Several years later it was my good fortune to work with A. Tairov, People's Artiste of the R.S.F.S.R., a wonderful director and circus lover. The troupe of actors working with him at the Kamerny Theatre belonged to different schools and directions of acting. Tairov, who dreamed of a composite theatre, strived to combine and blend the various elements of harlequinade, tragedy, operetta, pantomime and the circus.
He believed that a new type of actor, one who was equally at ease in any genre, could become the driving force behind such a theatre.
"The emotional gesture, the emotional form, is the theatrical synthesis without which there can be no contemporary theatre and in which all spheres of stagecraft are organically blended," Tairov said. "Thus, in one and the same presentation all the elements which are now artificially separated--words, singing, pantomime, dancing and even the circus--will blend in harmony, becoming, as a result, a unified and monolithic theatrical presentation." Tairov demanded that his actors have not only perfect voice control, but perfect body control as well.

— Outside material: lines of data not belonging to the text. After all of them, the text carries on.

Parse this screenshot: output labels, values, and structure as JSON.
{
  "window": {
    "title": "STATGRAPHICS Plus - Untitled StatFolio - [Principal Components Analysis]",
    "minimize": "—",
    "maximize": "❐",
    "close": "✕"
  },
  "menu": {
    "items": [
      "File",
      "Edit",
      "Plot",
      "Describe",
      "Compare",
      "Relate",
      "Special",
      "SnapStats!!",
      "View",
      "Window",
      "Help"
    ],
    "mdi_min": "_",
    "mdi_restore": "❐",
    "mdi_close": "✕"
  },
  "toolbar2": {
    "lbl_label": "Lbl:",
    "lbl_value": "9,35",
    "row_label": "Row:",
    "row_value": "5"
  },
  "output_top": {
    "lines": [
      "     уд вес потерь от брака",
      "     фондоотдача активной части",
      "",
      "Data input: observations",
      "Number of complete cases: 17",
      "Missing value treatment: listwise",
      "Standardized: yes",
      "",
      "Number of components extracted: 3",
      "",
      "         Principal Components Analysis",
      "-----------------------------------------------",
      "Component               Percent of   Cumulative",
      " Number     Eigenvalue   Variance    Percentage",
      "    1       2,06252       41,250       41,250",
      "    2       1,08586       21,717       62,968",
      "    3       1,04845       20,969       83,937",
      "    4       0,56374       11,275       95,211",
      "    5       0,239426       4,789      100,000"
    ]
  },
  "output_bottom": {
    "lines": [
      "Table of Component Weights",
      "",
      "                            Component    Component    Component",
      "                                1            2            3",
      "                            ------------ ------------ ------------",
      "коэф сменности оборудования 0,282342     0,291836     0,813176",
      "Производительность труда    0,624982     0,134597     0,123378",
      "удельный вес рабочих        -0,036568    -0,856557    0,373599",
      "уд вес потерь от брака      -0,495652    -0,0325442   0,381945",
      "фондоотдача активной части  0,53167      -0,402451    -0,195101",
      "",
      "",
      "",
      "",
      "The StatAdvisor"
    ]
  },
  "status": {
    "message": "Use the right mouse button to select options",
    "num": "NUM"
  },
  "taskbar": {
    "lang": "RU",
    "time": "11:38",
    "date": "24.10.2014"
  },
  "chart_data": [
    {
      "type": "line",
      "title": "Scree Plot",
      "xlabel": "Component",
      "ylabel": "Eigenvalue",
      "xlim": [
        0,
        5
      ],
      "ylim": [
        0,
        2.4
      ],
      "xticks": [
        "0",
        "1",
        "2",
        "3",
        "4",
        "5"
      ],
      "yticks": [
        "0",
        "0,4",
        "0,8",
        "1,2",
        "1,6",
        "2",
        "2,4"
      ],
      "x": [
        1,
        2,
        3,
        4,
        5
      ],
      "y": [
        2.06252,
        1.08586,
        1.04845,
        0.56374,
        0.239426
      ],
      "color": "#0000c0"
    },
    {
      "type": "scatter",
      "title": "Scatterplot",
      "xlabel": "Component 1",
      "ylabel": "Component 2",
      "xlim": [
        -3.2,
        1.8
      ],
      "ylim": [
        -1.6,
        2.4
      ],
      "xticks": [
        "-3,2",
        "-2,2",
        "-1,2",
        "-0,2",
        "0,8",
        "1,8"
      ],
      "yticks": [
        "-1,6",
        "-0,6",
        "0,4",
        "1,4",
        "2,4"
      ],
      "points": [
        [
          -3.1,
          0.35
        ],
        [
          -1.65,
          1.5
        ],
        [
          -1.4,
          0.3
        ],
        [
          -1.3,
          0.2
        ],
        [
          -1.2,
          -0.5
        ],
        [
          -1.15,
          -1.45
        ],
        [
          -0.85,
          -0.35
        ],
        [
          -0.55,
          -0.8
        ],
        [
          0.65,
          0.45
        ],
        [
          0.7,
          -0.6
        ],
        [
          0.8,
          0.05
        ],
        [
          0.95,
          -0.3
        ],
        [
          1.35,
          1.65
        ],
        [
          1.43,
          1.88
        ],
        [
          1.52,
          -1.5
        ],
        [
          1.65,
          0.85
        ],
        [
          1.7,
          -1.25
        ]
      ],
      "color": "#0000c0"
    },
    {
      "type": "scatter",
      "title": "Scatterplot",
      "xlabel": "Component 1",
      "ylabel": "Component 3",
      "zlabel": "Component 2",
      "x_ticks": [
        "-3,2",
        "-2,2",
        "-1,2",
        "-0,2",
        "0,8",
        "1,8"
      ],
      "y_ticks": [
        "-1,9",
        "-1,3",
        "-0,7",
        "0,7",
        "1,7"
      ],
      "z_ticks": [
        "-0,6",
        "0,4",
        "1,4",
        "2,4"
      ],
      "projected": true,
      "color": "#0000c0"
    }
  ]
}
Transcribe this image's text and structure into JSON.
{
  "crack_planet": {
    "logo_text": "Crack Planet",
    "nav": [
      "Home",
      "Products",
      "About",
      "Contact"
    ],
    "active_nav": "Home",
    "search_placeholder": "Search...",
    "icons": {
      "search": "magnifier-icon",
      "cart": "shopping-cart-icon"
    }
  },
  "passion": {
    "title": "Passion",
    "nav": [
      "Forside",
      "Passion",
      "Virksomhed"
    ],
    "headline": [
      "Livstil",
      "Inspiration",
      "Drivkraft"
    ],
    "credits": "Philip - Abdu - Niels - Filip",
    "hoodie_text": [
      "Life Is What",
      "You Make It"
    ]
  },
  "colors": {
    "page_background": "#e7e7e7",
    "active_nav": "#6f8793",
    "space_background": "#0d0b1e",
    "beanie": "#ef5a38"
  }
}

He said we should learn this art from the circus performers whose every leap was not only bold, but justified as well.
Sometimes, when watching an unsuccessful performance, he would repeat Goethe's remark on the theatre: "I would like the stage to be as narrow as the rope of a rope-walker: this would discourage many untalented persons from choosing it as their career.
These were not empty words. During rehearsals of Donani's pantomime, Lecocq's comic operas and Day and Night, the stage became a circus ring. Professional acrobats and jugglers would teach the actors their tricks. Later, when we were rehearsing Romeo and Juliet, we watched a circus performer patiently teach our young Romeo how to climb a rope-ladder gracefully to Juliet's balcony. The circus touches that Tairov used with such imagination did much to enrich our performances.
As the years passed I became more and more enamoured of the circus. I never missed an opportunity to see a performance, either at home or abroad. During one of our foreign tours I was indeed fortunate to see the magnificent clown Grok.
I still follow the careers of Soviet circus performers closely, for they represent the most courageous and beautiful of all arts.